Mourning Cloak (8)
|Look how pretty this one is! I have seen it few days ago flying near my garage but I didn't manage to make photo, and today I went to some pretty place called Lubosnia, there's river Widawka, and it's really beautiful and quiet place (when people aren't spending their time there). I made few photos of it, but this one is most beautiful. I've seen many other beautiful specimens there, like Common Kingfisher and more butterflies from Nymphalis family. I made few photos of Kingfisher but they are not good enough, I was far away from it but I managed to get closer (like 5-7 m) but well, it's small bird and my camera couldn't do much there plus it was kinda dark place, I will upload it in few days prolly. Also I am moving to my sister's place near Baltic so get prepared for some amazing sunsets at the sea.|
Nymphalis antiopa, known as the Mourning Cloak in North America and the Camberwell Beauty in Britain, is a large butterfly native to Eurasia and North America. See also Anglewing butterflies. The immature form of this species is sometimes known as the spiny elm caterpillar. Other older names for this species include Grand Surprise and White Petticoat. A powerful flier, this species is sometimes found in areas far from its usual range during migration. It is also the State Insect of Montana.

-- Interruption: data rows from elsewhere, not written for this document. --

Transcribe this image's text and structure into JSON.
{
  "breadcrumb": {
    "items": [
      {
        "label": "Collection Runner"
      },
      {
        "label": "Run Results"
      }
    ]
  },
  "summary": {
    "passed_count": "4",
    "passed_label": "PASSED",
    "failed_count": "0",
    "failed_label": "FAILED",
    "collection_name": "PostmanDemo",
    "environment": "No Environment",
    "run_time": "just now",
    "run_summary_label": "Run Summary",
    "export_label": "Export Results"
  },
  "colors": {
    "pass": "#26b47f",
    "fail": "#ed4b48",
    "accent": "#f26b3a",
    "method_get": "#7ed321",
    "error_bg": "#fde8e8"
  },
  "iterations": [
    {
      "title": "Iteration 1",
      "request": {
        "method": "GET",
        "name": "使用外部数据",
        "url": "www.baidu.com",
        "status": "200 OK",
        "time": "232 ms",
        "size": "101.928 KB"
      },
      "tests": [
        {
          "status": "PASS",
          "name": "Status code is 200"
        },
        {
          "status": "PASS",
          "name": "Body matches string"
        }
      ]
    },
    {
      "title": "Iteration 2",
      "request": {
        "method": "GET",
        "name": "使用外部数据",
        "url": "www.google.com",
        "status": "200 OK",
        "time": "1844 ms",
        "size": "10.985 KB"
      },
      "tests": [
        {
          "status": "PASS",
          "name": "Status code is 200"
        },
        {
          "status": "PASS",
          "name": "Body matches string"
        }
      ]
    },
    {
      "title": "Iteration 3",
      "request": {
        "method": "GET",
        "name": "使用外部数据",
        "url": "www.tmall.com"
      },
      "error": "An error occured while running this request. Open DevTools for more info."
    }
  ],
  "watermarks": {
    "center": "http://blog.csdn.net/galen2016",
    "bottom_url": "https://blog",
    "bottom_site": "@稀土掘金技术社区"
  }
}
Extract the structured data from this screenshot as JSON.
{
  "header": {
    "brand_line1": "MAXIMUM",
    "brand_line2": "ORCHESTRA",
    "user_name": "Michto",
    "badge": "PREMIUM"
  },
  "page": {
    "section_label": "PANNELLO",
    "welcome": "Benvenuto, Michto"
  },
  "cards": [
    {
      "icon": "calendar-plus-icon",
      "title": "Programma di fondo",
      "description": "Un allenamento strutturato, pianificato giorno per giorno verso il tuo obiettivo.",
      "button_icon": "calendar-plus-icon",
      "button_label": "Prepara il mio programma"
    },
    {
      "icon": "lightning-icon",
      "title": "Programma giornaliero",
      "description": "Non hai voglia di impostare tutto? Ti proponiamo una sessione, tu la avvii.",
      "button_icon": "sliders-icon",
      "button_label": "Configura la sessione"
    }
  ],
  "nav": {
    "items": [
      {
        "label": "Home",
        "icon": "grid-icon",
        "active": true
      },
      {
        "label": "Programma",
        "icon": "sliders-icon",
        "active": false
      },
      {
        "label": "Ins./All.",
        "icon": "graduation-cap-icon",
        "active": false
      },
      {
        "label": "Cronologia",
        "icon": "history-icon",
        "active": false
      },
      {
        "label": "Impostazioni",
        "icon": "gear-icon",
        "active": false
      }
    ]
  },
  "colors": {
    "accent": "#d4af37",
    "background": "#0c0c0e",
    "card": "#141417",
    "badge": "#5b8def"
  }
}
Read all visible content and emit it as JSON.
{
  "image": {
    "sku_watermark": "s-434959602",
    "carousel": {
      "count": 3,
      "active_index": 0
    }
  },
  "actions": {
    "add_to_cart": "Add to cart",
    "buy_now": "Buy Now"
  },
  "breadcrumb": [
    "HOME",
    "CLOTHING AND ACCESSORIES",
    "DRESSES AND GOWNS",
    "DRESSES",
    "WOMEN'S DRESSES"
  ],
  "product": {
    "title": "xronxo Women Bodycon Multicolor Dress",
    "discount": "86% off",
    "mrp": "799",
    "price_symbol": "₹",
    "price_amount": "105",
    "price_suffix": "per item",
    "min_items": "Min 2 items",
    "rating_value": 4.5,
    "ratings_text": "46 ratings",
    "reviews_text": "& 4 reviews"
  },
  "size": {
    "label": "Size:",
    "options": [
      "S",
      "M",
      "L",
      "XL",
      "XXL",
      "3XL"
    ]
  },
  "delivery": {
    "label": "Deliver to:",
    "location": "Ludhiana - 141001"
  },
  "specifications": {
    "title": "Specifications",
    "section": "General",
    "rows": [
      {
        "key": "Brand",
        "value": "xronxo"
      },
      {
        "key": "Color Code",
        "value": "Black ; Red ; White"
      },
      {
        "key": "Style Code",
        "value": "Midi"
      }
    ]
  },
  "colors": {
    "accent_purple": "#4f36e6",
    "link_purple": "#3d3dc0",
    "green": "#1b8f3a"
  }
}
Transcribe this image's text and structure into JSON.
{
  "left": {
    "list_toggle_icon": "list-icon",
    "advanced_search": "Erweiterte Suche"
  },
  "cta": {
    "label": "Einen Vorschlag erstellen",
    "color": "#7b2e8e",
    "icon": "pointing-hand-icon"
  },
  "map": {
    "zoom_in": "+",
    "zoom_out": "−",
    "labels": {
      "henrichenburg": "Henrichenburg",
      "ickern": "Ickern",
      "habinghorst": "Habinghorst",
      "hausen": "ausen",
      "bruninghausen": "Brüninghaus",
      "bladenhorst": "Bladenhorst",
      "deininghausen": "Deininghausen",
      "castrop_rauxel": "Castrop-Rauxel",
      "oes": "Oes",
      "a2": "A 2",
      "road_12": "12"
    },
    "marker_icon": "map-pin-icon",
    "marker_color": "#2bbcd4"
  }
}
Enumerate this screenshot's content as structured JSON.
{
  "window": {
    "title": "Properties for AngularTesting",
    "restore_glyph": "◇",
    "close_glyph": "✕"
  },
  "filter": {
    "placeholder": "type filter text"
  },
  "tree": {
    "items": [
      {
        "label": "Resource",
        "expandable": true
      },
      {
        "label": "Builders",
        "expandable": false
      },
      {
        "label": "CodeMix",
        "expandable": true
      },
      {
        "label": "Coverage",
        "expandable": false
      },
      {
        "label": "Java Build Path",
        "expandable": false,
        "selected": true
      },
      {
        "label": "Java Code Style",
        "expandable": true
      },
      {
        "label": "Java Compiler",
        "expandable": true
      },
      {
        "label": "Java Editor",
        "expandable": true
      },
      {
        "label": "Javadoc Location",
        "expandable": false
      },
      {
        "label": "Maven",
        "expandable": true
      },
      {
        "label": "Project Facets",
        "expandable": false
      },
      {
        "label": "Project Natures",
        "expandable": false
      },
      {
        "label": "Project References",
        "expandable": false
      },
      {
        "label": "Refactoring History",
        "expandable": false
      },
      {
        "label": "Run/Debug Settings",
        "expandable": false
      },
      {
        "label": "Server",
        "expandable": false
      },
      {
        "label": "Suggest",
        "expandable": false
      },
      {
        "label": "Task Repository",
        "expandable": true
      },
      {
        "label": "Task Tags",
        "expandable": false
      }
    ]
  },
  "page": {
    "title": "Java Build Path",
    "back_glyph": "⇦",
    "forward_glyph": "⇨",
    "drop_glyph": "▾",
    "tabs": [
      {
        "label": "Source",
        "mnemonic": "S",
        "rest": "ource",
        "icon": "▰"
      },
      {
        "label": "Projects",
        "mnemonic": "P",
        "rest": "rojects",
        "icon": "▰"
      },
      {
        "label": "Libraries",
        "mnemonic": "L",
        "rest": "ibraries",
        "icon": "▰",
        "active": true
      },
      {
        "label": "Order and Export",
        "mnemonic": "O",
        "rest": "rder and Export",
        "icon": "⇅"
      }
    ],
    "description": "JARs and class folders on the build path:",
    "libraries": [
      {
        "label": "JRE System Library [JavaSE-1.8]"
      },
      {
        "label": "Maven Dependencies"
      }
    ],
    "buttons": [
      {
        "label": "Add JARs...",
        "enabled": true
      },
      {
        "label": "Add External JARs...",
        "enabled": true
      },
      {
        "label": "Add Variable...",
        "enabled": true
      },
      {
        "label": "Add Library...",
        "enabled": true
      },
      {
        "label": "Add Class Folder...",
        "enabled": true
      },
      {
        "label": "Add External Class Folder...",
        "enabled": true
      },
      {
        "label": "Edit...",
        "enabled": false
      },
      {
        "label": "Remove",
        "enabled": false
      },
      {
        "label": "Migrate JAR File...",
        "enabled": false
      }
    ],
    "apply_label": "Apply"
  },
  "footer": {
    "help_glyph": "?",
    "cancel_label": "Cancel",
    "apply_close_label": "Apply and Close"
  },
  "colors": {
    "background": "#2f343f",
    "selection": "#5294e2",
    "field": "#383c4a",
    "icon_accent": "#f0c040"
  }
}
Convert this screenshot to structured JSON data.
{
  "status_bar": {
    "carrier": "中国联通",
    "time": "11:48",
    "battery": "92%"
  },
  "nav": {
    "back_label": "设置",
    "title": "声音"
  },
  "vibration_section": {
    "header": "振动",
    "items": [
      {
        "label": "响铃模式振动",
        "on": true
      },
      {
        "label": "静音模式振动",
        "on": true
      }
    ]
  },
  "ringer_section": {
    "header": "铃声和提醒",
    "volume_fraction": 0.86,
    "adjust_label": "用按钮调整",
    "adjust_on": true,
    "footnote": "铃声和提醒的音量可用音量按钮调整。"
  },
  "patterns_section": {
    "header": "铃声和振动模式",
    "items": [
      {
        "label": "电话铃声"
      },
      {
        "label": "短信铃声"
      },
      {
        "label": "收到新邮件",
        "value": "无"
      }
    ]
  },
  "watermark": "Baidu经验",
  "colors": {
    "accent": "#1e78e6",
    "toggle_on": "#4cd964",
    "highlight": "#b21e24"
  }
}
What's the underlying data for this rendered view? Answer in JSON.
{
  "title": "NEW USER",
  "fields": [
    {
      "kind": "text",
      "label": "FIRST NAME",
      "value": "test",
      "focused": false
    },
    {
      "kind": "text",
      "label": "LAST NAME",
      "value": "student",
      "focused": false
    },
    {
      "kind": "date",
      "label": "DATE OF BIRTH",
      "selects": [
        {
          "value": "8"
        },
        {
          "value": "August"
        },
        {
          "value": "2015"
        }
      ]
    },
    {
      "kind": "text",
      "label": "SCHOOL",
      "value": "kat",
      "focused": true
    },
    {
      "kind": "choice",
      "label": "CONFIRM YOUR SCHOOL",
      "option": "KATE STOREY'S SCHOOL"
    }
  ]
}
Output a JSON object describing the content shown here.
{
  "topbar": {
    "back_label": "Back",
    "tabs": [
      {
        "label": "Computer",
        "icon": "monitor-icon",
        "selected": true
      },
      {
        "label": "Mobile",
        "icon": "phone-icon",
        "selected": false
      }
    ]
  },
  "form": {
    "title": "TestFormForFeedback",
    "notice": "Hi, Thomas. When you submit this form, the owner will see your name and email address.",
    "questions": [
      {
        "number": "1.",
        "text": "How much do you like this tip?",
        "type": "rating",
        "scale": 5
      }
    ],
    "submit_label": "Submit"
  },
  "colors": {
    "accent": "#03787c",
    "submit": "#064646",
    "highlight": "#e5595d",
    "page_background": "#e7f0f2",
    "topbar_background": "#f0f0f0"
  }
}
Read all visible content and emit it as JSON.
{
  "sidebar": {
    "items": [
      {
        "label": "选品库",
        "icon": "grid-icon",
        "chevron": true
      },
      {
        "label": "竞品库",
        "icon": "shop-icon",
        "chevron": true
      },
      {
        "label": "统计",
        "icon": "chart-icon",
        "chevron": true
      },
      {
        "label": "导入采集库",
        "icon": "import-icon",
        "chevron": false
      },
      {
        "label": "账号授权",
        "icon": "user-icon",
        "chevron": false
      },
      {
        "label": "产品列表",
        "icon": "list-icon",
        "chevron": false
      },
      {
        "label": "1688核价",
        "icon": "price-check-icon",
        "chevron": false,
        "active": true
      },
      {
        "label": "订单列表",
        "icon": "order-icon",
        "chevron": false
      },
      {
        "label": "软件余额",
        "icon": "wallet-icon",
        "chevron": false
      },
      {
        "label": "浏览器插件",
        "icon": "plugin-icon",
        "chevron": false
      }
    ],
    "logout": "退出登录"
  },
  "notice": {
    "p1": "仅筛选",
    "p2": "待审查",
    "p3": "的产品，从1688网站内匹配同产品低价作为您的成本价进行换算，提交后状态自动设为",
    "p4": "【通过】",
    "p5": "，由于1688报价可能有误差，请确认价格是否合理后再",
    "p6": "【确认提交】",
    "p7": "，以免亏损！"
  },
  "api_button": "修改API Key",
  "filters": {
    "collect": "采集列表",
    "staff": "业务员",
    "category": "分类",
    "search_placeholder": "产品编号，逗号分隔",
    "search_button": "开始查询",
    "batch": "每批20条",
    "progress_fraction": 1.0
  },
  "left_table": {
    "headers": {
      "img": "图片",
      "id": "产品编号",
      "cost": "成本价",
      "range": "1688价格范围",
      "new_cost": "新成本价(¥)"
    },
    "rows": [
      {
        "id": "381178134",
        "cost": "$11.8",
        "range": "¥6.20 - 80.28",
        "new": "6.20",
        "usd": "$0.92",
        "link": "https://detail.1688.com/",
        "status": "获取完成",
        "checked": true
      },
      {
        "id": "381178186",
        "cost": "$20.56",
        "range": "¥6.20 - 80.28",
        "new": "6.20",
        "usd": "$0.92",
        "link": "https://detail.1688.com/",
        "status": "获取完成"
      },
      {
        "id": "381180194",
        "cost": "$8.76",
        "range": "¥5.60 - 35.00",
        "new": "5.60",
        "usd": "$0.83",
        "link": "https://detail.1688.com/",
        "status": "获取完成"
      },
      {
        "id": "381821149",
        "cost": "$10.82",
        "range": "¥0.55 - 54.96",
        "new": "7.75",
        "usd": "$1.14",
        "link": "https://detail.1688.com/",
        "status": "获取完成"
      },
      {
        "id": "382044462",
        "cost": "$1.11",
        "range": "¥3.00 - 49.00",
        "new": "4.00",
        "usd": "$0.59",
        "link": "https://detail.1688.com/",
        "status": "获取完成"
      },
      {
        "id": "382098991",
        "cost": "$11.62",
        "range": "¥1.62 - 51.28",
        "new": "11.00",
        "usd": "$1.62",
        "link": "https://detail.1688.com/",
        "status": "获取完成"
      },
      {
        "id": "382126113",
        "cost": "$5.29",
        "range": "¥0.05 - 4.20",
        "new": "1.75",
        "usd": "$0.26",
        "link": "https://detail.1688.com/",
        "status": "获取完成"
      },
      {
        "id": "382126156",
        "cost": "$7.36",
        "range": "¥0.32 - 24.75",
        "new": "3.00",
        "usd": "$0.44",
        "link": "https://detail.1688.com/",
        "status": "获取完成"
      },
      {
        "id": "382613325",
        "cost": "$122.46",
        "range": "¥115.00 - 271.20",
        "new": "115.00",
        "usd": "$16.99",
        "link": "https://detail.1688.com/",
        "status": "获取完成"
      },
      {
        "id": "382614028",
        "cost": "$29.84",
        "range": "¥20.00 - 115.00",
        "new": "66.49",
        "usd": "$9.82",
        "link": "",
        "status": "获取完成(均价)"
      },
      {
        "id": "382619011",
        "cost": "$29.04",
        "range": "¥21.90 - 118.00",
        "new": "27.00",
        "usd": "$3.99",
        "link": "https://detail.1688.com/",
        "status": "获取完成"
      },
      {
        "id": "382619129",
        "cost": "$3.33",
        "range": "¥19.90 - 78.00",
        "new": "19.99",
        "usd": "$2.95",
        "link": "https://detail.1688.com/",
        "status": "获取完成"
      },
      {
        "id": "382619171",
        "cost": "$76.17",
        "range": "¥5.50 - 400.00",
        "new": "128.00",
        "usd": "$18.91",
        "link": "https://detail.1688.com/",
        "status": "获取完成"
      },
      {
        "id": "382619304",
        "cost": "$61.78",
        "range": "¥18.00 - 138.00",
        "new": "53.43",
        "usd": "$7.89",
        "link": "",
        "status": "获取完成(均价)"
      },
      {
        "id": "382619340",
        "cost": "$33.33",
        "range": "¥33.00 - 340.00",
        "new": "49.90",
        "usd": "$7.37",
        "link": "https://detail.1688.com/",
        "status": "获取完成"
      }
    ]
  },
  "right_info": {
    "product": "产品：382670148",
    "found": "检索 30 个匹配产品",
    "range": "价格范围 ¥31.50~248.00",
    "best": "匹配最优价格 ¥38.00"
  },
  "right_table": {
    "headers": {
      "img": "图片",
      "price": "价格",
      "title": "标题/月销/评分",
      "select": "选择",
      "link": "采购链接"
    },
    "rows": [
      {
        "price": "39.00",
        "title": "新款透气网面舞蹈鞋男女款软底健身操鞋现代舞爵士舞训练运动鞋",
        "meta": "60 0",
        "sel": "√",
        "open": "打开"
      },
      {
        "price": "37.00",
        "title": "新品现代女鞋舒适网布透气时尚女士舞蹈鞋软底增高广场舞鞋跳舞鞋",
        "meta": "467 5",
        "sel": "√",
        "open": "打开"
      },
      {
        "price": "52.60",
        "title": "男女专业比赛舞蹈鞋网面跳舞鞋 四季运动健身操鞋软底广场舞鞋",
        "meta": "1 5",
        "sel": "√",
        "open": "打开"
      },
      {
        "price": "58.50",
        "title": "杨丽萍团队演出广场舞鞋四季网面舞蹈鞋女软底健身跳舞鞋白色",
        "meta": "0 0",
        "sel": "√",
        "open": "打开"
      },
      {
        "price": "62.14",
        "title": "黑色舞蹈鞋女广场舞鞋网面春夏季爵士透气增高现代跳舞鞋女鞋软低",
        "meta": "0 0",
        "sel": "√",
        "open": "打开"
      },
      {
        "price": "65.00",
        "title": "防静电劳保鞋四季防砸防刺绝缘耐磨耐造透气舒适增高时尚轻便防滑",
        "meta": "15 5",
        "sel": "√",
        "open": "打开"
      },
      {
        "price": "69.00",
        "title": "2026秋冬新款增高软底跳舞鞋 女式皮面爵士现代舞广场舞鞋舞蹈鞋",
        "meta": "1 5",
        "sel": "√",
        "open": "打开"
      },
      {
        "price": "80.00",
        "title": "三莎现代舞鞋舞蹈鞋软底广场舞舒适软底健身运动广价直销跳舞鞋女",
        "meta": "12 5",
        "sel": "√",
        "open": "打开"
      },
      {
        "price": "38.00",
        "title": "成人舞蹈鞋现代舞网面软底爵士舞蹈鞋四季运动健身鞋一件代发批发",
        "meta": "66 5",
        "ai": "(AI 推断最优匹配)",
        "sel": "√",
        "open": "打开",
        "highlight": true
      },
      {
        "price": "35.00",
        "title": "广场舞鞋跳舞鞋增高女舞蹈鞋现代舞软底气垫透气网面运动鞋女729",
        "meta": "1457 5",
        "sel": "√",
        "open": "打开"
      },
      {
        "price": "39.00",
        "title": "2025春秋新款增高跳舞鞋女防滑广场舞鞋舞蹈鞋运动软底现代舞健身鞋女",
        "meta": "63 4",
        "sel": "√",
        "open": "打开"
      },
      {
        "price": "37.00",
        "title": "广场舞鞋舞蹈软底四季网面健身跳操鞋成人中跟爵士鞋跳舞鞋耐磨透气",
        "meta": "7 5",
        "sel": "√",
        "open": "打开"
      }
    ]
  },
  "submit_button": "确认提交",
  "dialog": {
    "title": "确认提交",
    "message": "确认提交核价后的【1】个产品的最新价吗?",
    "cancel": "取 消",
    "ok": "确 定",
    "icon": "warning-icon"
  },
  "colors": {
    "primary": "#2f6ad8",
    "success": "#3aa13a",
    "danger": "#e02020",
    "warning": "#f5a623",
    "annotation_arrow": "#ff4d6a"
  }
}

ymphalis antiopa has a wingspan of 62–75 mm. The upper side of the butterfly is colored in a very dark red, with a bright, yellowish border around the wings. There is a darker band with bright blue spots between the border and the dark red inner side. Sexes are similar, although the females are slightly larger.
These butterflies lay eggs in clusters around twigs of their favored food plants, in Europe, generally Grey Willow (Salix cinerea) and in North America, generally Black Willow (Salix nigra) but also other willow species, as well as poplar, elm, birch, and hackberry. The larvae feed gregariously, and are black and spiny, with fine white speckles, and a row of red spots running down the back. They disperse to pupate and emerge after about three weeks. Soon after emergence, they will disperse further from their breeding grounds in order to find food (sometimes nectar, but more commonly tree sap) to build up fat stores for hibernation, and will often enter parks and gardens to do so. They are single-brooded and hibernate as adults.
Throughout its range, this species is generally considered a butterfly of woodlands, though it may occasionally be found in drier areas such as the deserts of western North America. During migration, they may be found in almost any habitat. The Mourning Cloak was adopted as the state butterfly of the State of Montana in 2001.